Northern California, during the violent end of the 1960s. At the start of summer, a lonely and thoughtful teenager, Evie Boyd, sees a group of girls in the park, and is immediately caught by their freedom, their careless dress, their dangerous aura of abandon. Soon, Evie is in thrall to Suzanne, a mesmerising older girl, and is drawn into the circle of a soon-to-be infamous cult and the man who is its charismatic leader.

✩ ✩ ✩ / ✩ ✩ ✩ ✩ ✩  3 out of 5 stars.

Let’s cut to the chase, apparently this book is based off of the Manson murders and the cult culture that developed in their build-up. I don’t remember the murders themselves and the media frenzy never really interested me until I looked into this book. My partner on the other hand has been invested in this piece of history for a long time and has read quite a few books on the subject so opinion on this novel was divided in our house.

The story starts with a female protagonist called Evie who bored with her life, her friends and her family, becomes involved with a group of the young women who belong to a way of life centred around a man whom has caught them all up within himself and they’ve somehow tagged along. In this book you don’t get much of the preaching and brain-washing that may have gone on to persuade these girls to do the deeds they did in real life but this fictional account gives a very firm idea of the parties and intoxication that happened within the camp. It’s very much party, party, party with a bittersweet taste of young women led down a garden path of sexual oppression.
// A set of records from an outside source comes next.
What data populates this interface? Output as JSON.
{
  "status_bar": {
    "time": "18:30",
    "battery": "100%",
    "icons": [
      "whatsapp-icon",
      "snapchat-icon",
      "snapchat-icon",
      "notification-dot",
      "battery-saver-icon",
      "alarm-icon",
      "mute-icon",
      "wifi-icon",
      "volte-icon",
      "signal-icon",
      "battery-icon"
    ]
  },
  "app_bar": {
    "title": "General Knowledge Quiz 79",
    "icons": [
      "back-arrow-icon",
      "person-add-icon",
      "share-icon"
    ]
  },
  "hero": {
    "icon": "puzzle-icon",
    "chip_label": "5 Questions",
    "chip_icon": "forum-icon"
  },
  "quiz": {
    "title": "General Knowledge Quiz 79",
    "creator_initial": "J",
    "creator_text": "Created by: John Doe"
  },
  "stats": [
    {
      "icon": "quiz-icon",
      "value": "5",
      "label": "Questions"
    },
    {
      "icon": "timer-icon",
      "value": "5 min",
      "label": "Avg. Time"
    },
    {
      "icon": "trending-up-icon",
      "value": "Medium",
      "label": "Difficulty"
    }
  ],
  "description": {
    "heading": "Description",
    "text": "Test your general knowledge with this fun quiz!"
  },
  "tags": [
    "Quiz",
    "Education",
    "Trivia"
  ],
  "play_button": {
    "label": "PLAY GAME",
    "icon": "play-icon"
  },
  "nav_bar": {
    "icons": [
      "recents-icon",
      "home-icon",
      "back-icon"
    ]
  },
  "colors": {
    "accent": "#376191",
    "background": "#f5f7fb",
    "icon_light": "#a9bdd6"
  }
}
Even though I could see her getting on other reader’s nerves I found Evie to be quite likeable and even though she was being swayed by getting involved with these girls she still remains to be a character that I enjoyed following. Sometimes you can read a book and your stomach literally drops when you can see a character making a really crappy decision and you know it’s gonna bite them in the arse later down the line but Evie didn’t want to make me shout at the pages for once. I felt myself getting quite caught up in the world Cline describes with Evie because she is crafted as being an older woman looking back on her life’s mistakes and this makes the reading to be quite comfortable.

Evie is a woman who has taken years to process her experiences and tells her history as someone whom is looking back on her teenage years with the wisdom of living a scorned life – not some dumb girl who doesn’t have her wits about her writing an episodic-like account of her time within a cult. It’s clear that Evie is swept up by the whirlwind of an older woman, Suzanne, who she isn’t shy on admitting she fell in love with and then tumbles into the package that comes with her and this means the Manson family way of life.

The book is bursting with quotes about women, love, sex and drugs that can’t be missed. Cline writes so well retrospectively but she also has a talent for immersing her audience into the here and now of whatever setting she is painting alongside this. I totally enjoyed reading this but the only thing that frustrated me was how Evie, a fourteen year old girl, can run off and kind-of-accidentally join a cult without her parents even noticing and get away with not even being instigated in the murder that happens near the end.

There’s few threads to pull in this book and I was surprised to discover that this is actually a debut so I’ll be keeping an eye out for what comes next.

Disclaimer: I received a copy of this title from the publisher via NetGalley in exchange for an honest review. All thoughts are my own.